Repeat the records below exactly, leaving out any pictures.
*** Opening of Entries provided ***
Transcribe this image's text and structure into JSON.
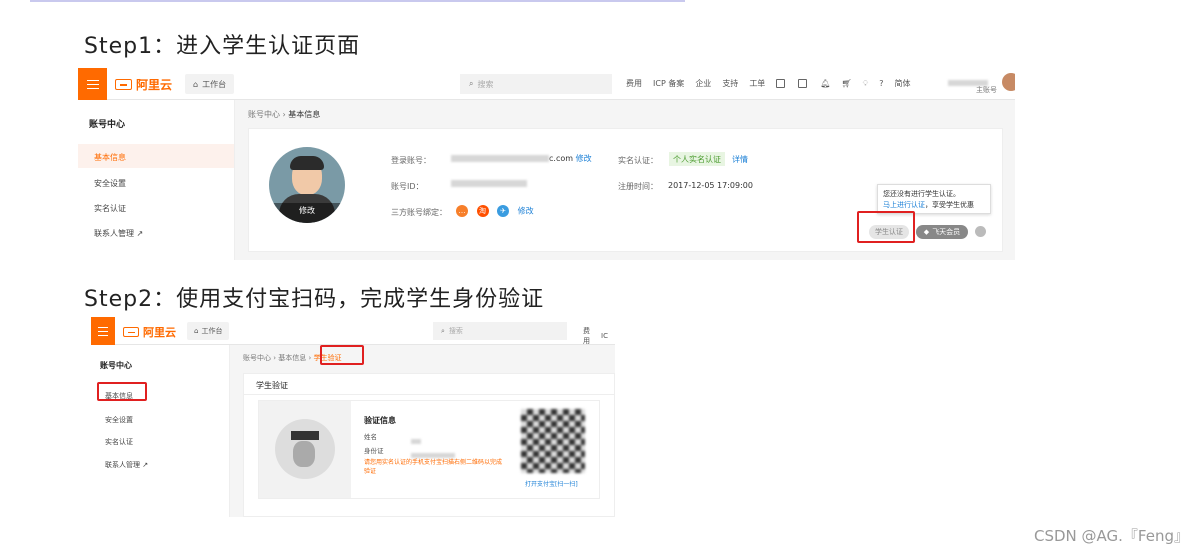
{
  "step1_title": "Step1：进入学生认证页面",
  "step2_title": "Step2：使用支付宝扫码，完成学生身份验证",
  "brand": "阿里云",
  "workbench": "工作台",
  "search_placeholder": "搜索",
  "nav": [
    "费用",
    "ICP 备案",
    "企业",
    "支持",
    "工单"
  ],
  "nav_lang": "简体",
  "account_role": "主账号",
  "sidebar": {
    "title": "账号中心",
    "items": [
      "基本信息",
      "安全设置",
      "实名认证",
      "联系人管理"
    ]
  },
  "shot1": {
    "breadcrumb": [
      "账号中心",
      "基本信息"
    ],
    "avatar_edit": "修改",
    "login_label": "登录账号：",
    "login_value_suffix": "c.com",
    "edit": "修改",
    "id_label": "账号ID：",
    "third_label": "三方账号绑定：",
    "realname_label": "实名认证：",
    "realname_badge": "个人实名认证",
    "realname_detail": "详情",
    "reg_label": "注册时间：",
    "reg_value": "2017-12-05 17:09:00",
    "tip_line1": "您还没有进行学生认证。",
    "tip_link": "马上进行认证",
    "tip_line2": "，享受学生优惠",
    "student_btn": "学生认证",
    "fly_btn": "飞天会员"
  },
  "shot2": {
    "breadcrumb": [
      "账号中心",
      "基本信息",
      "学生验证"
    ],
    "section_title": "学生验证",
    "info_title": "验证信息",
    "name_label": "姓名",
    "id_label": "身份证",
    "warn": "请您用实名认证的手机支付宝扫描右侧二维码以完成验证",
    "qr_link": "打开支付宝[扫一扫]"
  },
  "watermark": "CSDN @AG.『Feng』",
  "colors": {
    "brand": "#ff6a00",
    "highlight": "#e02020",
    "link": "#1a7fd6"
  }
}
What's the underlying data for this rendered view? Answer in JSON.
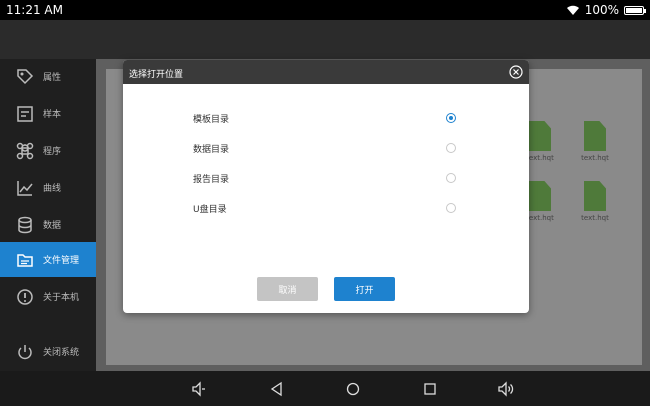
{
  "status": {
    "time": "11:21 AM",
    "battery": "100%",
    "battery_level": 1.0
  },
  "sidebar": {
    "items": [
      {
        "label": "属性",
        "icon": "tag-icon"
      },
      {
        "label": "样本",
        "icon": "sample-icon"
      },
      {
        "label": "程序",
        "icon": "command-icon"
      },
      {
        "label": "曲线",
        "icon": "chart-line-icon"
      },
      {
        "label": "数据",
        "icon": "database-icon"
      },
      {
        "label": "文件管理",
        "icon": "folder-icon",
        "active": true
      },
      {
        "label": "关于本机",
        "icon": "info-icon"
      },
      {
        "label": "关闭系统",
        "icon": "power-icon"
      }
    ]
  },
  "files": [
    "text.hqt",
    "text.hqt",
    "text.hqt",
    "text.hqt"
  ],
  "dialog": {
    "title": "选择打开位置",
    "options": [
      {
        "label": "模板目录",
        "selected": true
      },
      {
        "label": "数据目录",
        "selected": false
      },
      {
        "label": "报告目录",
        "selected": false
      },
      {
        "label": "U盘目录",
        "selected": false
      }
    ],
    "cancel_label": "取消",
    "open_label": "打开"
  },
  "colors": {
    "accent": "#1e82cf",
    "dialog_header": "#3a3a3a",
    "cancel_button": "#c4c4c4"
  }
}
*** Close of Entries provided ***
Output:
Transcribe this image's text and structure into JSON.
{
  "step1_title": "Step1：进入学生认证页面",
  "step2_title": "Step2：使用支付宝扫码，完成学生身份验证",
  "brand": "阿里云",
  "workbench": "工作台",
  "search_placeholder": "搜索",
  "nav": [
    "费用",
    "ICP 备案",
    "企业",
    "支持",
    "工单"
  ],
  "nav_lang": "简体",
  "account_role": "主账号",
  "sidebar": {
    "title": "账号中心",
    "items": [
      "基本信息",
      "安全设置",
      "实名认证",
      "联系人管理"
    ]
  },
  "shot1": {
    "breadcrumb": [
      "账号中心",
      "基本信息"
    ],
    "avatar_edit": "修改",
    "login_label": "登录账号：",
    "login_value_suffix": "c.com",
    "edit": "修改",
    "id_label": "账号ID：",
    "third_label": "三方账号绑定：",
    "realname_label": "实名认证：",
    "realname_badge": "个人实名认证",
    "realname_detail": "详情",
    "reg_label": "注册时间：",
    "reg_value": "2017-12-05 17:09:00",
    "tip_line1": "您还没有进行学生认证。",
    "tip_link": "马上进行认证",
    "tip_line2": "，享受学生优惠",
    "student_btn": "学生认证",
    "fly_btn": "飞天会员"
  },
  "shot2": {
    "breadcrumb": [
      "账号中心",
      "基本信息",
      "学生验证"
    ],
    "section_title": "学生验证",
    "info_title": "验证信息",
    "name_label": "姓名",
    "id_label": "身份证",
    "warn": "请您用实名认证的手机支付宝扫描右侧二维码以完成验证",
    "qr_link": "打开支付宝[扫一扫]"
  },
  "watermark": "CSDN @AG.『Feng』",
  "colors": {
    "brand": "#ff6a00",
    "highlight": "#e02020",
    "link": "#1a7fd6"
  }
}
What's the underlying data for this rendered view? Answer in JSON.
{
  "status": {
    "time": "11:21 AM",
    "battery": "100%",
    "battery_level": 1.0
  },
  "sidebar": {
    "items": [
      {
        "label": "属性",
        "icon": "tag-icon"
      },
      {
        "label": "样本",
        "icon": "sample-icon"
      },
      {
        "label": "程序",
        "icon": "command-icon"
      },
      {
        "label": "曲线",
        "icon": "chart-line-icon"
      },
      {
        "label": "数据",
        "icon": "database-icon"
      },
      {
        "label": "文件管理",
        "icon": "folder-icon",
        "active": true
      },
      {
        "label": "关于本机",
        "icon": "info-icon"
      },
      {
        "label": "关闭系统",
        "icon": "power-icon"
      }
    ]
  },
  "files": [
    "text.hqt",
    "text.hqt",
    "text.hqt",
    "text.hqt"
  ],
  "dialog": {
    "title": "选择打开位置",
    "options": [
      {
        "label": "模板目录",
        "selected": true
      },
      {
        "label": "数据目录",
        "selected": false
      },
      {
        "label": "报告目录",
        "selected": false
      },
      {
        "label": "U盘目录",
        "selected": false
      }
    ],
    "cancel_label": "取消",
    "open_label": "打开"
  },
  "colors": {
    "accent": "#1e82cf",
    "dialog_header": "#3a3a3a",
    "cancel_button": "#c4c4c4"
  }
}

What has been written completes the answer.